__WHAT TO DO__:
In the entries below, find the string "heart" and return each line holding it.

Records from a data source
•••••

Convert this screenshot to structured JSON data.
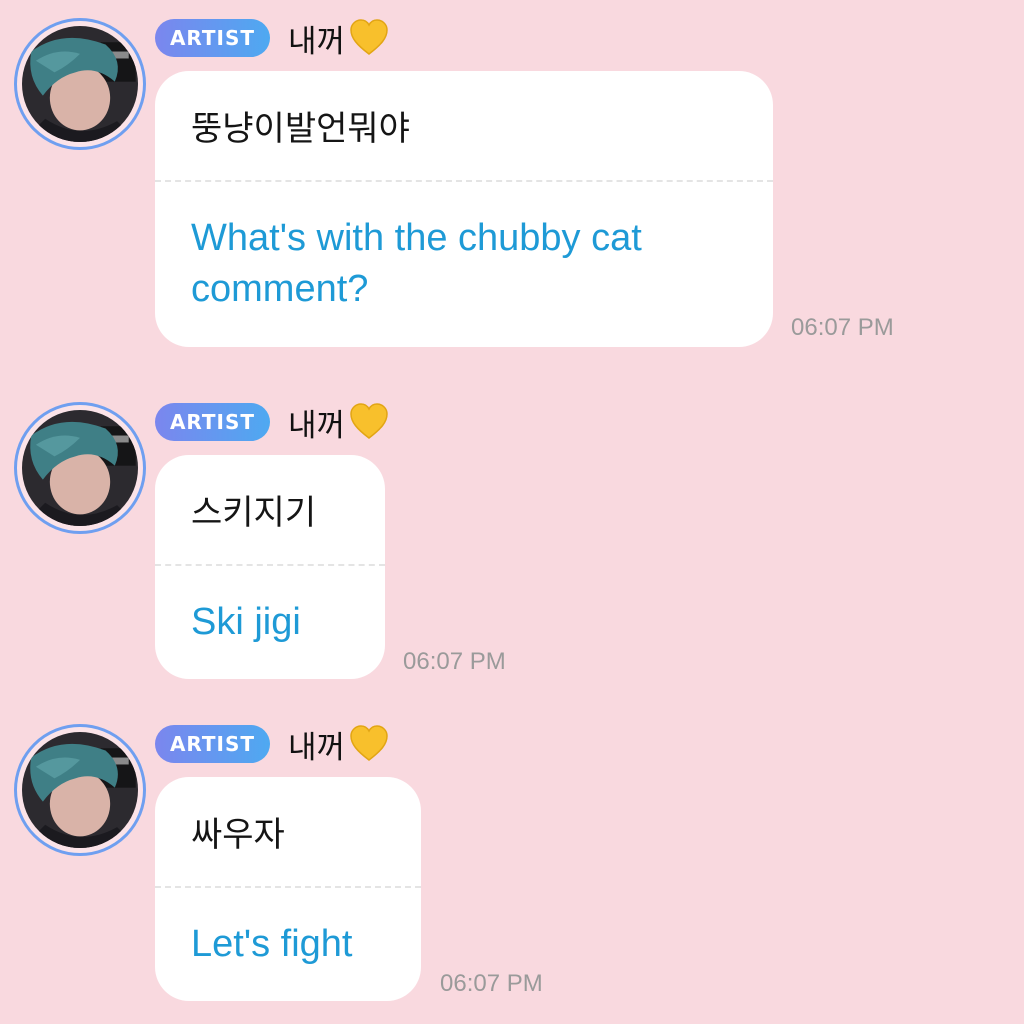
{
  "messages": [
    {
      "badge": "ARTIST",
      "name": "내꺼",
      "original": "뚱냥이발언뭐야",
      "translation": "What's with the chubby cat comment?",
      "time": "06:07 PM"
    },
    {
      "badge": "ARTIST",
      "name": "내꺼",
      "original": "스키지기",
      "translation": "Ski jigi",
      "time": "06:07 PM"
    },
    {
      "badge": "ARTIST",
      "name": "내꺼",
      "original": "싸우자",
      "translation": "Let's fight",
      "time": "06:07 PM"
    }
  ],
  "icons": {
    "heart": "yellow-heart-icon"
  },
  "colors": {
    "background": "#f9d9df",
    "badge_start": "#7b86ee",
    "badge_end": "#4ea9f1",
    "avatar_ring": "#6f9ff0",
    "translation_text": "#1e9ad6",
    "timestamp": "#9a9a9a",
    "heart": "#f8c02c"
  }
}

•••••

__EXERCISE ANSWER__:
    "heart": "yellow-heart-icon"
    "heart": "#f8c02c"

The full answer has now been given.